Based on our results, it seems predictable that suppressing UVR- and FICZ-mediated induction of CYP1A1 and CYP1B1, carcinogen activating enzymes, should reduce the formation of DNA adducts and inhibit carcinogenesis. However, there is evidence that this may not be the case in vivo. Pretreatment of rats with PAH led to reduced tissue levels of orally administered B[a]P because of enhanced metabolism (43). Additionally, studies with CYP1A1 and CYP1B1 knockout mice have suggested that these proteins protect against B[a]P toxicity because in their absence, levels of DNA adducts are increased (44–46). Lastly, some models of PAH-induced carcinogenesis suggest that activation of AhR signaling may protect against the carcinogenic effects of PAH (47,48). The magnitude of tissue-specific expression of the CYP1A1 and CYP1B1 enzymes may regulate sensitivity to B[a]P toxicity and perhaps carcinogenicity (46). Given the potential limitations of our in vitro findings, additional preclinical studies involving animal models are warranted to determine whether UVR sensitizes the skin to PAH-induced DNA adduct formation, mutagenesis, and carcinogenesis. If so, it will be worthwhile to determine whether either AhR antagonists or inhibitors of Hsp90 possess chemopreventive properties. The results of the current study suggest the possibility that topical administration of agents that target the AhR may reduce the risk of carcinogenesis induced by combined exposure to UVR and tobacco smoke.

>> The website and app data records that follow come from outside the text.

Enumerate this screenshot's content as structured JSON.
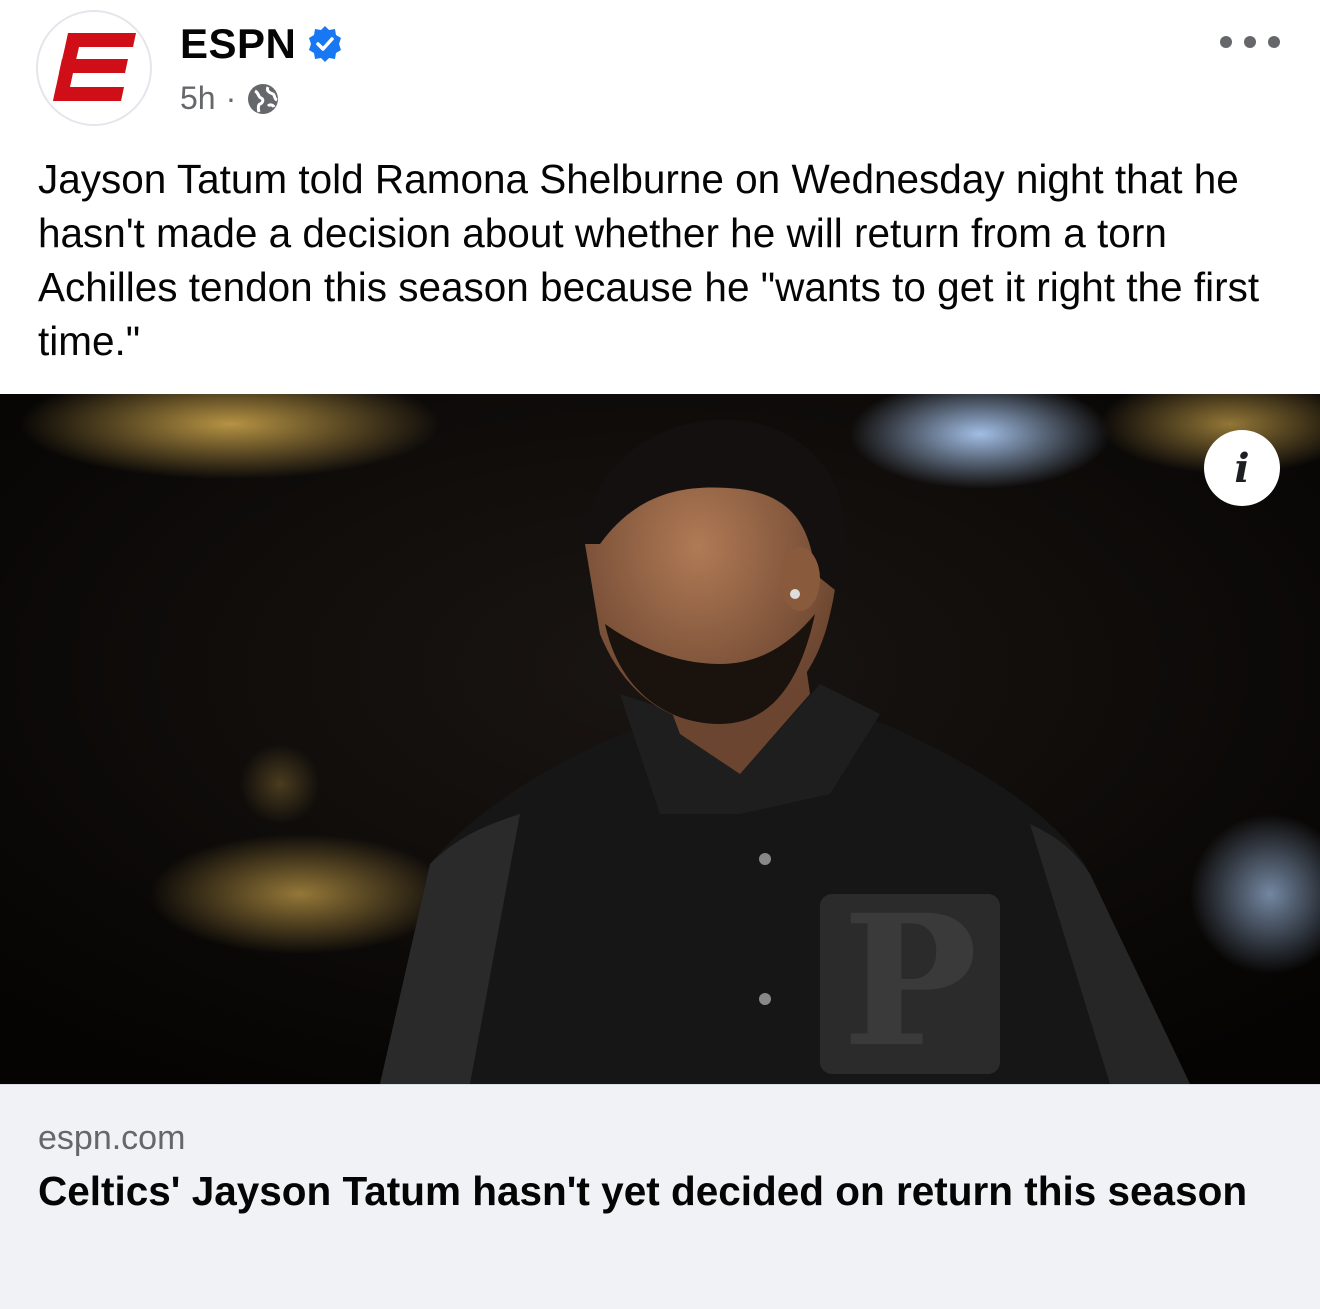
{
  "header": {
    "page_name": "ESPN",
    "verified_icon": "verified-badge-icon",
    "timestamp": "5h",
    "separator": "·",
    "audience_icon": "globe-icon",
    "more_icon": "more-options-icon"
  },
  "post": {
    "text": "Jayson Tatum told Ramona Shelburne on Wednesday night that he hasn't made a decision about whether he will return from a torn Achilles tendon this season because he \"wants to get it right the first time.\""
  },
  "media": {
    "info_icon": "info-icon",
    "info_label": "i"
  },
  "link": {
    "domain": "espn.com",
    "title": "Celtics' Jayson Tatum hasn't yet decided on return this season"
  },
  "colors": {
    "brand_red": "#d00e18",
    "verified_blue": "#1877f2",
    "secondary_text": "#65676b",
    "preview_bg": "#f0f2f5"
  }
}
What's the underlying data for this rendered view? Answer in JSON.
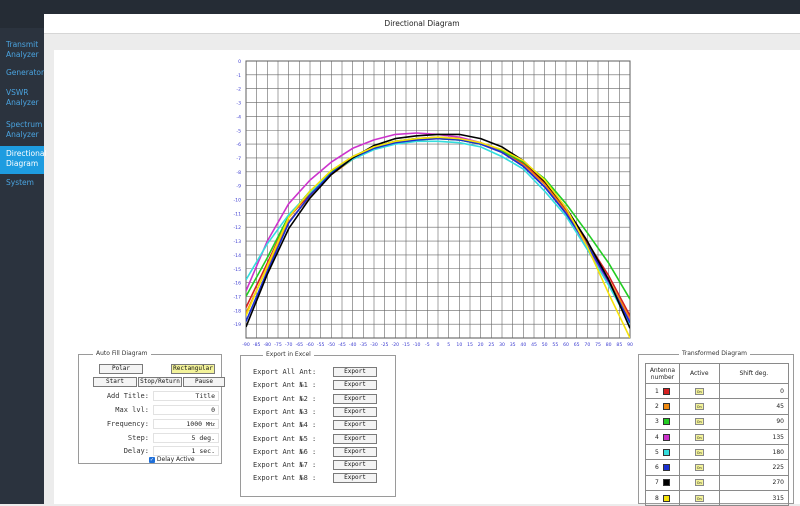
{
  "window": {
    "title": "Directional Diagram"
  },
  "sidebar": {
    "items": [
      {
        "label": "Transmit Analyzer",
        "active": false
      },
      {
        "label": "Generator",
        "active": false
      },
      {
        "label": "VSWR Analyzer",
        "active": false
      },
      {
        "label": "Spectrum Analyzer",
        "active": false
      },
      {
        "label": "Directional Diagram",
        "active": true
      },
      {
        "label": "System",
        "active": false
      }
    ]
  },
  "autofill": {
    "legend": "Auto Fill Diagram",
    "polar_label": "Polar",
    "rect_label": "Rectangular",
    "start_label": "Start",
    "stop_label": "Stop/Return",
    "pause_label": "Pause",
    "title_label": "Add Title:",
    "title_value": "Title",
    "maxlvl_label": "Max lvl:",
    "maxlvl_value": "0",
    "freq_label": "Frequency:",
    "freq_value": "1000",
    "freq_unit": "MHz",
    "step_label": "Step:",
    "step_value": "5 deg.",
    "delay_label": "Delay:",
    "delay_value": "1 sec.",
    "delay_active_label": "Delay Active",
    "delay_active": true
  },
  "export": {
    "legend": "Export in Excel",
    "button_label": "Export",
    "rows": [
      "Export All Ant:",
      "Export Ant №1 :",
      "Export Ant №2 :",
      "Export Ant №3 :",
      "Export Ant №4 :",
      "Export Ant №5 :",
      "Export Ant №6 :",
      "Export Ant №7 :",
      "Export Ant №8 :"
    ]
  },
  "transformed": {
    "legend": "Transformed Diagram",
    "headers": [
      "Antenna number",
      "Active",
      "Shift deg."
    ],
    "on_label": "On",
    "rows": [
      {
        "n": "1",
        "color": "#d62020",
        "shift": "0"
      },
      {
        "n": "2",
        "color": "#f08a10",
        "shift": "45"
      },
      {
        "n": "3",
        "color": "#22cc22",
        "shift": "90"
      },
      {
        "n": "4",
        "color": "#cc33cc",
        "shift": "135"
      },
      {
        "n": "5",
        "color": "#33dddd",
        "shift": "180"
      },
      {
        "n": "6",
        "color": "#1a2fd0",
        "shift": "225"
      },
      {
        "n": "7",
        "color": "#000000",
        "shift": "270"
      },
      {
        "n": "8",
        "color": "#f5e20a",
        "shift": "315"
      }
    ]
  },
  "chart_data": {
    "type": "line",
    "x_ticks": [
      "-90",
      "-85",
      "-80",
      "-75",
      "-70",
      "-65",
      "-60",
      "-55",
      "-50",
      "-45",
      "-40",
      "-35",
      "-30",
      "-25",
      "-20",
      "-15",
      "-10",
      "-5",
      "0",
      "5",
      "10",
      "15",
      "20",
      "25",
      "30",
      "35",
      "40",
      "45",
      "50",
      "55",
      "60",
      "65",
      "70",
      "75",
      "80",
      "85",
      "90"
    ],
    "y_ticks": [
      "0",
      "-1",
      "-2",
      "-3",
      "-4",
      "-5",
      "-6",
      "-7",
      "-8",
      "-9",
      "-10",
      "-11",
      "-12",
      "-13",
      "-14",
      "-15",
      "-16",
      "-17",
      "-18",
      "-19"
    ],
    "xlim": [
      -90,
      90
    ],
    "ylim": [
      -20,
      0
    ],
    "grid": true,
    "series": [
      {
        "color": "#d62020",
        "x": [
          -90,
          -80,
          -70,
          -60,
          -50,
          -40,
          -30,
          -20,
          -10,
          0,
          10,
          20,
          30,
          40,
          50,
          60,
          70,
          80,
          90
        ],
        "y": [
          -17.8,
          -14.6,
          -11.3,
          -9.6,
          -8,
          -6.9,
          -6.2,
          -5.8,
          -5.6,
          -5.5,
          -5.6,
          -5.9,
          -6.5,
          -7.4,
          -8.8,
          -10.8,
          -13.1,
          -15.5,
          -18.4
        ]
      },
      {
        "color": "#f08a10",
        "x": [
          -90,
          -80,
          -70,
          -60,
          -50,
          -40,
          -30,
          -20,
          -10,
          0,
          10,
          20,
          30,
          40,
          50,
          60,
          70,
          80,
          90
        ],
        "y": [
          -18.2,
          -14.9,
          -11.6,
          -9.8,
          -8.2,
          -7.1,
          -6.3,
          -5.9,
          -5.7,
          -5.6,
          -5.7,
          -6,
          -6.6,
          -7.5,
          -8.9,
          -10.9,
          -13.3,
          -15.8,
          -18.6
        ]
      },
      {
        "color": "#22cc22",
        "x": [
          -90,
          -80,
          -70,
          -60,
          -50,
          -40,
          -30,
          -20,
          -10,
          0,
          10,
          20,
          30,
          40,
          50,
          60,
          70,
          80,
          90
        ],
        "y": [
          -17,
          -14.2,
          -11.2,
          -9.4,
          -8,
          -6.9,
          -6.2,
          -5.8,
          -5.6,
          -5.6,
          -5.7,
          -6,
          -6.5,
          -7.3,
          -8.5,
          -10.3,
          -12.4,
          -14.6,
          -17.2
        ]
      },
      {
        "color": "#cc33cc",
        "x": [
          -90,
          -80,
          -70,
          -60,
          -50,
          -40,
          -30,
          -20,
          -10,
          0,
          10,
          20,
          30,
          40,
          50,
          60,
          70,
          80,
          90
        ],
        "y": [
          -16.6,
          -13,
          -10.3,
          -8.6,
          -7.3,
          -6.3,
          -5.7,
          -5.3,
          -5.2,
          -5.3,
          -5.5,
          -5.9,
          -6.6,
          -7.6,
          -9.1,
          -11,
          -13.4,
          -16.1,
          -18.8
        ]
      },
      {
        "color": "#33dddd",
        "x": [
          -90,
          -80,
          -70,
          -60,
          -50,
          -40,
          -30,
          -20,
          -10,
          0,
          10,
          20,
          30,
          40,
          50,
          60,
          70,
          80,
          90
        ],
        "y": [
          -15.8,
          -13.2,
          -11.1,
          -9.5,
          -8.1,
          -7.1,
          -6.4,
          -6,
          -5.8,
          -5.8,
          -5.9,
          -6.2,
          -6.9,
          -7.8,
          -9.4,
          -11.2,
          -13.6,
          -16.2,
          -19
        ]
      },
      {
        "color": "#1a2fd0",
        "x": [
          -90,
          -80,
          -70,
          -60,
          -50,
          -40,
          -30,
          -20,
          -10,
          0,
          10,
          20,
          30,
          40,
          50,
          60,
          70,
          80,
          90
        ],
        "y": [
          -18.8,
          -15.2,
          -11.7,
          -9.7,
          -8.1,
          -7,
          -6.3,
          -5.9,
          -5.7,
          -5.6,
          -5.7,
          -6,
          -6.6,
          -7.6,
          -9.1,
          -11,
          -13.3,
          -15.9,
          -18.9
        ]
      },
      {
        "color": "#000000",
        "x": [
          -90,
          -80,
          -70,
          -60,
          -50,
          -40,
          -30,
          -20,
          -10,
          0,
          10,
          20,
          30,
          40,
          50,
          60,
          70,
          80,
          90
        ],
        "y": [
          -19.2,
          -15.4,
          -12.1,
          -9.9,
          -8.2,
          -7,
          -6.1,
          -5.6,
          -5.4,
          -5.3,
          -5.3,
          -5.6,
          -6.2,
          -7.2,
          -8.7,
          -10.6,
          -13,
          -15.8,
          -19.3
        ]
      },
      {
        "color": "#f5e20a",
        "x": [
          -90,
          -80,
          -70,
          -60,
          -50,
          -40,
          -30,
          -20,
          -10,
          0,
          10,
          20,
          30,
          40,
          50,
          60,
          70,
          80,
          90
        ],
        "y": [
          -18.4,
          -14.8,
          -11.3,
          -9.4,
          -7.9,
          -6.9,
          -6.2,
          -5.8,
          -5.6,
          -5.5,
          -5.6,
          -5.9,
          -6.4,
          -7.2,
          -8.6,
          -10.6,
          -13.4,
          -16.8,
          -20
        ]
      }
    ]
  }
}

We thank Dr. Silvia Diani-Moore for preparing the aTRP solution used in this paper.
Grant Support: Center for Cancer Prevention Research (A.J.D.), NIH grants ES03606 (A.B.R.) and T32 CA09685 (B.L.J)